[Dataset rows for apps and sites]
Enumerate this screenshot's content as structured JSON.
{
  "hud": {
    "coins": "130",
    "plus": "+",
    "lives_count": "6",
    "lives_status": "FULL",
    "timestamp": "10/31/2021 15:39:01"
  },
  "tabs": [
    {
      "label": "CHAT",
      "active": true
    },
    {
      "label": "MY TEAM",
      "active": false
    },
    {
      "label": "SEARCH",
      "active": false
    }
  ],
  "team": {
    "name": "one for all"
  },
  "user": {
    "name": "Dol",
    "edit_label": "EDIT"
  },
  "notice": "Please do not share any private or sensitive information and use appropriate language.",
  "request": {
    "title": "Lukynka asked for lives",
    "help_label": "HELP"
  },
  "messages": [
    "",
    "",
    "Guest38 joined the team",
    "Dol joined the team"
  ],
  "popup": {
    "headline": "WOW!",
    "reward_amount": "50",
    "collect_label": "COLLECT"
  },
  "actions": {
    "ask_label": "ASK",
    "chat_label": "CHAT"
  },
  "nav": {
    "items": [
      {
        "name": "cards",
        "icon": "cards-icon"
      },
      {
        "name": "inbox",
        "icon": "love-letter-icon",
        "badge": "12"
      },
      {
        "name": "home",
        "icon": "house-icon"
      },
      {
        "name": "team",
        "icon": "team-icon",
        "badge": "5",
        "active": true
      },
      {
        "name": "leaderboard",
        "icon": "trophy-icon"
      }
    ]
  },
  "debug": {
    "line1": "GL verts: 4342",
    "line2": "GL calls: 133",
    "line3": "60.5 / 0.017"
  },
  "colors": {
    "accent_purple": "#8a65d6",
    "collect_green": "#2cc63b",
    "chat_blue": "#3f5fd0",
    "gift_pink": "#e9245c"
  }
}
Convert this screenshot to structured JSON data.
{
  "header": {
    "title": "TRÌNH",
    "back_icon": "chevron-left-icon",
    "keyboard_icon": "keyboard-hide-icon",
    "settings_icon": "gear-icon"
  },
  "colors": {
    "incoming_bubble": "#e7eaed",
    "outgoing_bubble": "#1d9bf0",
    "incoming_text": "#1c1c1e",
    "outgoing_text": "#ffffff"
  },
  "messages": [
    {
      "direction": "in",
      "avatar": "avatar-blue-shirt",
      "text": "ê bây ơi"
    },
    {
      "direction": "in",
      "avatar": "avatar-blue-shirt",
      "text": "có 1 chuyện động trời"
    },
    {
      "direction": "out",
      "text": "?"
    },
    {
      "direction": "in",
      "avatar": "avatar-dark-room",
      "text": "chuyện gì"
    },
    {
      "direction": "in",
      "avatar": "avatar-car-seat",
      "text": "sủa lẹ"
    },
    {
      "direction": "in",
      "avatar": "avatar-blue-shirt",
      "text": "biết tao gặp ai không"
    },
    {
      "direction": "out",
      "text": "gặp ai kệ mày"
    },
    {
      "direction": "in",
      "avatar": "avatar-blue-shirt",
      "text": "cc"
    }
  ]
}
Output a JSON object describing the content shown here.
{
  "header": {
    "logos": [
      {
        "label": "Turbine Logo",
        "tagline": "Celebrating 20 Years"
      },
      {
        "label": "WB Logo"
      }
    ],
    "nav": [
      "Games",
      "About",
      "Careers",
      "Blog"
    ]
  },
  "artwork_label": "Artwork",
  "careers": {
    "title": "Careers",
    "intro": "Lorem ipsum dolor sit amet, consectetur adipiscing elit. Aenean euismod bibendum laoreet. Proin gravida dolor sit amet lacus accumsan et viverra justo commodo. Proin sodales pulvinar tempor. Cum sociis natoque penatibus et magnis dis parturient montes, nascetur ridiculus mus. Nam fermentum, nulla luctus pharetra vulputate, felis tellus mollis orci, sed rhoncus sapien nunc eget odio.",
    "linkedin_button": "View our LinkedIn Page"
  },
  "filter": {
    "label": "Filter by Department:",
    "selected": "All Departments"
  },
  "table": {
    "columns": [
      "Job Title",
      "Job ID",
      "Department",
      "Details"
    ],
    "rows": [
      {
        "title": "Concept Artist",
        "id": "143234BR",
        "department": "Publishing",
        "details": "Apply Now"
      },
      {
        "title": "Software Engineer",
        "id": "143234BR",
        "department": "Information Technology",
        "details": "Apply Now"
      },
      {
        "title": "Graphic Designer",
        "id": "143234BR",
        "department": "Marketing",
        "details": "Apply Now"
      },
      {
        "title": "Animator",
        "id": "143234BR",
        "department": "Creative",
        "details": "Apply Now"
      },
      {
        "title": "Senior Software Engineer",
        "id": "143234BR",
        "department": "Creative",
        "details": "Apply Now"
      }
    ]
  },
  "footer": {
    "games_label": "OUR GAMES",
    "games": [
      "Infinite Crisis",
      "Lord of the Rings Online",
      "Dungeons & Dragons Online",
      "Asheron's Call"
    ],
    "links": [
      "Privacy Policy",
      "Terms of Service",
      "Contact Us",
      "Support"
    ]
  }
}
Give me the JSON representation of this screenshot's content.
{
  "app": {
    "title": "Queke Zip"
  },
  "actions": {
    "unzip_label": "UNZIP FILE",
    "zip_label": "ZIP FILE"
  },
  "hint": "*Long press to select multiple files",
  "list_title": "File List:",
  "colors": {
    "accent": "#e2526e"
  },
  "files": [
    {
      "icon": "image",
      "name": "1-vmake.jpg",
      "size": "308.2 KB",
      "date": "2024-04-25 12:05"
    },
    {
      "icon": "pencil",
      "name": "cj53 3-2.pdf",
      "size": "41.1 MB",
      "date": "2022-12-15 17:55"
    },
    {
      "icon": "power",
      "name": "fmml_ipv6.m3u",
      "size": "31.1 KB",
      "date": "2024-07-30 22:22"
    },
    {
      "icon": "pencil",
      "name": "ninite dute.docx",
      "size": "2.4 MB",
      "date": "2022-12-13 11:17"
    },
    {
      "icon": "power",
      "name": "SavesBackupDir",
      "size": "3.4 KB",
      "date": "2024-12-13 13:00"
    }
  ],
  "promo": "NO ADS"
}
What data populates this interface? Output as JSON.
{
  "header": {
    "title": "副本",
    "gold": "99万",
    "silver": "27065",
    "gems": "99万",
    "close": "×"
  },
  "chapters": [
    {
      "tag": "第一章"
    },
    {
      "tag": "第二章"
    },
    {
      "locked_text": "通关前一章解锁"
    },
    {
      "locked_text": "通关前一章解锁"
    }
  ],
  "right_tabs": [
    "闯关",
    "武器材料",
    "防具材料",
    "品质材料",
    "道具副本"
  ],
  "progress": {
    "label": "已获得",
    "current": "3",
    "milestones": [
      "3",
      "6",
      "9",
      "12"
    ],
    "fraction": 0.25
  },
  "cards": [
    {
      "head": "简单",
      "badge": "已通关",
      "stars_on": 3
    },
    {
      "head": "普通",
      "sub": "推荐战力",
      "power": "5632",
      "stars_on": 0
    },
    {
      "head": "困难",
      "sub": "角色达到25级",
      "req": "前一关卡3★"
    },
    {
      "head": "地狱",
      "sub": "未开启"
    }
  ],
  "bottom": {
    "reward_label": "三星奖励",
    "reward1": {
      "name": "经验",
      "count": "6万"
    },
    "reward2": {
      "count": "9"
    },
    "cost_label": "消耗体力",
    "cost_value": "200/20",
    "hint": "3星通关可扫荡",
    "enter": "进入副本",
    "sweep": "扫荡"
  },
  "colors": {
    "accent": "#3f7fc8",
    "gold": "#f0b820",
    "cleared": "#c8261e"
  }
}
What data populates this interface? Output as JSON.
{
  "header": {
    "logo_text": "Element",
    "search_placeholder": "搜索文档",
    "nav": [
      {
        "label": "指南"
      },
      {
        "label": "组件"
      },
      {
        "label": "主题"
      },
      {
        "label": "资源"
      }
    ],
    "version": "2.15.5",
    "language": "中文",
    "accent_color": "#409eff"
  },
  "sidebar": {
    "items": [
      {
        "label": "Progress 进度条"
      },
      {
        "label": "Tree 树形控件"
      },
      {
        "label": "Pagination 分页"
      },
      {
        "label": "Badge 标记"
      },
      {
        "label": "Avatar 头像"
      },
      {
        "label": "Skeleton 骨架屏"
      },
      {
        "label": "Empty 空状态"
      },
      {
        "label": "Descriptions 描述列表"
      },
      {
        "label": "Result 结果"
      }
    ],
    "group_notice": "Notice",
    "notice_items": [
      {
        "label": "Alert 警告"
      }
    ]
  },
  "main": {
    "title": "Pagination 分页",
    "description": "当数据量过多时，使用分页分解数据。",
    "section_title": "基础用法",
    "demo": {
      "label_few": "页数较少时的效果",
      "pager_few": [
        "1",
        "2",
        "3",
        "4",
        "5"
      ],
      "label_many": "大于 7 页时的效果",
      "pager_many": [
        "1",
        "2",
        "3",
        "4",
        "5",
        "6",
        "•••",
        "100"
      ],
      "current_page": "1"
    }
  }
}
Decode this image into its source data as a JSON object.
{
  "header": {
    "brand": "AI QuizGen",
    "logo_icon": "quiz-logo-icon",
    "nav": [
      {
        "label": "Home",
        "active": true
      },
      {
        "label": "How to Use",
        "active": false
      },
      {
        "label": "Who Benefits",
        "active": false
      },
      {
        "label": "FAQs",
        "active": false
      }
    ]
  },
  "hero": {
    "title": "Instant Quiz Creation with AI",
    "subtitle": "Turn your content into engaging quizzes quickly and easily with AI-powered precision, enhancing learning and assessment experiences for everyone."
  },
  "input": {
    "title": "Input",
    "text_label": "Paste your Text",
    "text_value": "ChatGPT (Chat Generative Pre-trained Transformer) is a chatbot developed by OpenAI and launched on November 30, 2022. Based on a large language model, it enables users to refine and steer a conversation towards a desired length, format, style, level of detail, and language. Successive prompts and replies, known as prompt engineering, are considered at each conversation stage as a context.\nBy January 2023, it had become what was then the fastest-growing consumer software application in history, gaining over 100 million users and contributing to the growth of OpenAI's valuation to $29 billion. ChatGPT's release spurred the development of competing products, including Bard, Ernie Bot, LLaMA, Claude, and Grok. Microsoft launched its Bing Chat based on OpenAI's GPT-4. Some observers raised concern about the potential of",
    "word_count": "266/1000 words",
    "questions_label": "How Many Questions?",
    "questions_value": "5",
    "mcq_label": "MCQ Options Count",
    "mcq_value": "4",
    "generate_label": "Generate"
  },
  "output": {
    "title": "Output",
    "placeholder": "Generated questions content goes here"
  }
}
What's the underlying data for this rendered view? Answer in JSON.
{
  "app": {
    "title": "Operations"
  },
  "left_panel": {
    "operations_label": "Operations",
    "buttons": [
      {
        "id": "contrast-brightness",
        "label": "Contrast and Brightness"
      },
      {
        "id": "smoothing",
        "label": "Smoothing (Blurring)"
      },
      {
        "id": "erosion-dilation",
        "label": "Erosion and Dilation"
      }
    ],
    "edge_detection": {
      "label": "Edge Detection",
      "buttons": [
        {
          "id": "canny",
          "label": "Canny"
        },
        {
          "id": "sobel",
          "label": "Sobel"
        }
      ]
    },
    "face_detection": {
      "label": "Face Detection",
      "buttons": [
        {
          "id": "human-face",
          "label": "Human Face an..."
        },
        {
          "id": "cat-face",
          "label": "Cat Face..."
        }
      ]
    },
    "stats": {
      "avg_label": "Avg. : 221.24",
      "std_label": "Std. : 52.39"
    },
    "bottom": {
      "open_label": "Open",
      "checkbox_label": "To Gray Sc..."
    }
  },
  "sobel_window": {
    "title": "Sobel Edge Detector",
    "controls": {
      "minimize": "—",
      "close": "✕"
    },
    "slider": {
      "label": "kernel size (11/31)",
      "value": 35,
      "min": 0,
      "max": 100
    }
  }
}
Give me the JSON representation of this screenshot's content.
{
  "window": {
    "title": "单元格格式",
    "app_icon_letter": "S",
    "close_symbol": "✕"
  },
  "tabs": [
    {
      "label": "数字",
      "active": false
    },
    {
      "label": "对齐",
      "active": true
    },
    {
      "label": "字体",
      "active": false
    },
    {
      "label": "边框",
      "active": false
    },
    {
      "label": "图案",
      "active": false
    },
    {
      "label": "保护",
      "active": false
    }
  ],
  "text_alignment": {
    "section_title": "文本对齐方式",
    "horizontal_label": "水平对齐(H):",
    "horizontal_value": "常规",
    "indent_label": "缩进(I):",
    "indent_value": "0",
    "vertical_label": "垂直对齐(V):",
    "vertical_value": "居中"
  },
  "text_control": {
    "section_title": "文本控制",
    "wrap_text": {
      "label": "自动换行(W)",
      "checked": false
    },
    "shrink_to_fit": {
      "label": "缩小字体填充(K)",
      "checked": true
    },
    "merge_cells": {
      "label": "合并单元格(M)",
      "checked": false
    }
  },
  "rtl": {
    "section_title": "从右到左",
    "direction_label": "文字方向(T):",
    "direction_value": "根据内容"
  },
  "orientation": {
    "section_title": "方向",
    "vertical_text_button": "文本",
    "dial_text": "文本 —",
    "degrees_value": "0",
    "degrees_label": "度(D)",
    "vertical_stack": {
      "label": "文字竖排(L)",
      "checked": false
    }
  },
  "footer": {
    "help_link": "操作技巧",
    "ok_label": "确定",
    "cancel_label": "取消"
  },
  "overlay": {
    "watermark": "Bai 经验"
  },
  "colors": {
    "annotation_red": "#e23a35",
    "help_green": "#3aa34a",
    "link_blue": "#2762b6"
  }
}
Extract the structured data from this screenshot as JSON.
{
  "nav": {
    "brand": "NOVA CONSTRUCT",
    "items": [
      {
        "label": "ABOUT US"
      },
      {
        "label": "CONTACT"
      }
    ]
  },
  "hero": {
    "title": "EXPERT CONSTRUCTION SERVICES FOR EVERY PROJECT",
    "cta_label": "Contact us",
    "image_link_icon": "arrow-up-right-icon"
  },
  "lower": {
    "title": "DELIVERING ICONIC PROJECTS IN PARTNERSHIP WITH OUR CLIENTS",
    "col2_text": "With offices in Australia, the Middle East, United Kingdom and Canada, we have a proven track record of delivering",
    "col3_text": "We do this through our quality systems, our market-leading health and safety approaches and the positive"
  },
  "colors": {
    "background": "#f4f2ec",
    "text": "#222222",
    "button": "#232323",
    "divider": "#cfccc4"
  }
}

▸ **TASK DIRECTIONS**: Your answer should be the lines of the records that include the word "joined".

▸ **WORKED SOLUTION**:
    "Guest38 joined the team",
    "Dol joined the team"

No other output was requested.